As mentioned earlier, it can rightfully be said that learning without doing is not learning at all. Learning is of little good if not acted upon. Second, when learning is acted upon, there is the potential for producing a wealth of knowledge and understanding. Learning by doing, or from doing, requires forethought as to what theories and hypotheses are being tested and rigorous controls. When actual outcomes meet the plans prior learning is validated. As the assumptions are becoming invalid, early warning is provided that a change of course is likely warranted. The detection and correction of mistakes builds learning. The learning from debriefing needs to be immediately incorporated into the decision makers, whether planning or doing, to be of value.
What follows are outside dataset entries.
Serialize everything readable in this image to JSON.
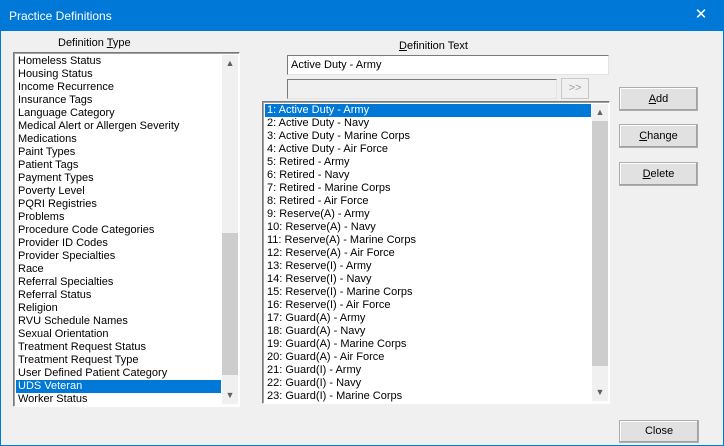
{
  "window": {
    "title": "Practice Definitions",
    "close_glyph": "✕"
  },
  "left_panel": {
    "label_prefix": "Definition ",
    "label_underlined": "T",
    "label_suffix": "ype",
    "items": [
      "Homeless Status",
      "Housing Status",
      "Income Recurrence",
      "Insurance Tags",
      "Language Category",
      "Medical Alert or Allergen Severity",
      "Medications",
      "Paint Types",
      "Patient Tags",
      "Payment Types",
      "Poverty Level",
      "PQRI Registries",
      "Problems",
      "Procedure Code Categories",
      "Provider ID Codes",
      "Provider Specialties",
      "Race",
      "Referral Specialties",
      "Referral Status",
      "Religion",
      "RVU Schedule Names",
      "Sexual Orientation",
      "Treatment Request Status",
      "Treatment Request Type",
      "User Defined Patient Category",
      "UDS Veteran",
      "Worker Status"
    ],
    "selected_index": 25,
    "scroll": {
      "position": 0.93,
      "visible_fraction": 0.45
    }
  },
  "right_panel": {
    "label_prefix": "",
    "label_underlined": "D",
    "label_suffix": "efinition Text",
    "definition_text": "Active Duty - Army",
    "secondary_text": "",
    "move_button_label": ">>",
    "items": [
      "1: Active Duty - Army",
      "2: Active Duty - Navy",
      "3: Active Duty - Marine Corps",
      "4: Active Duty - Air Force",
      "5: Retired - Army",
      "6: Retired - Navy",
      "7: Retired - Marine Corps",
      "8: Retired - Air Force",
      "9: Reserve(A) - Army",
      "10: Reserve(A) - Navy",
      "11: Reserve(A) - Marine Corps",
      "12: Reserve(A) - Air Force",
      "13: Reserve(I) - Army",
      "14: Reserve(I) - Navy",
      "15: Reserve(I) - Marine Corps",
      "16: Reserve(I) - Air Force",
      "17: Guard(A) - Army",
      "18: Guard(A) - Navy",
      "19: Guard(A) - Marine Corps",
      "20: Guard(A) - Air Force",
      "21: Guard(I) - Army",
      "22: Guard(I) - Navy",
      "23: Guard(I) - Marine Corps"
    ],
    "selected_index": 0,
    "scroll": {
      "position": 0.0,
      "visible_fraction": 0.93
    }
  },
  "buttons": {
    "add": {
      "underlined": "A",
      "rest": "dd"
    },
    "change": {
      "underlined": "C",
      "rest": "hange"
    },
    "delete": {
      "underlined": "D",
      "rest": "elete"
    },
    "close": "Close"
  },
  "colors": {
    "accent": "#0078d7",
    "selection": "#0078d7"
  }
}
To lead in innovation, a business must develop its own theories of business. Theories abound about how to compete and provide unique value. Tested theories, with proven results are far fewer. Even tested theories requires constant retesting to detect when they are no longer valid. The half-life of a theory of business is decreasing as the business environment becomes more dynamic. A theory tested and proven valid by a competitor is often of very limited value since its time has past, it is tailored to that particular business organization, and the competitor's lead is hard to overcome.

There is a synergy between learning, doing, and business development. The frequent the cycles of learning, the faster development occurs, and the lower the risk of false steps in the development efforts. Learning-to-learn better improves the learning process itself, further building the learning-doing momentum of the organization. More learning cycles and opportunities also allow for more participation, building stronger learning and development skills across the organization.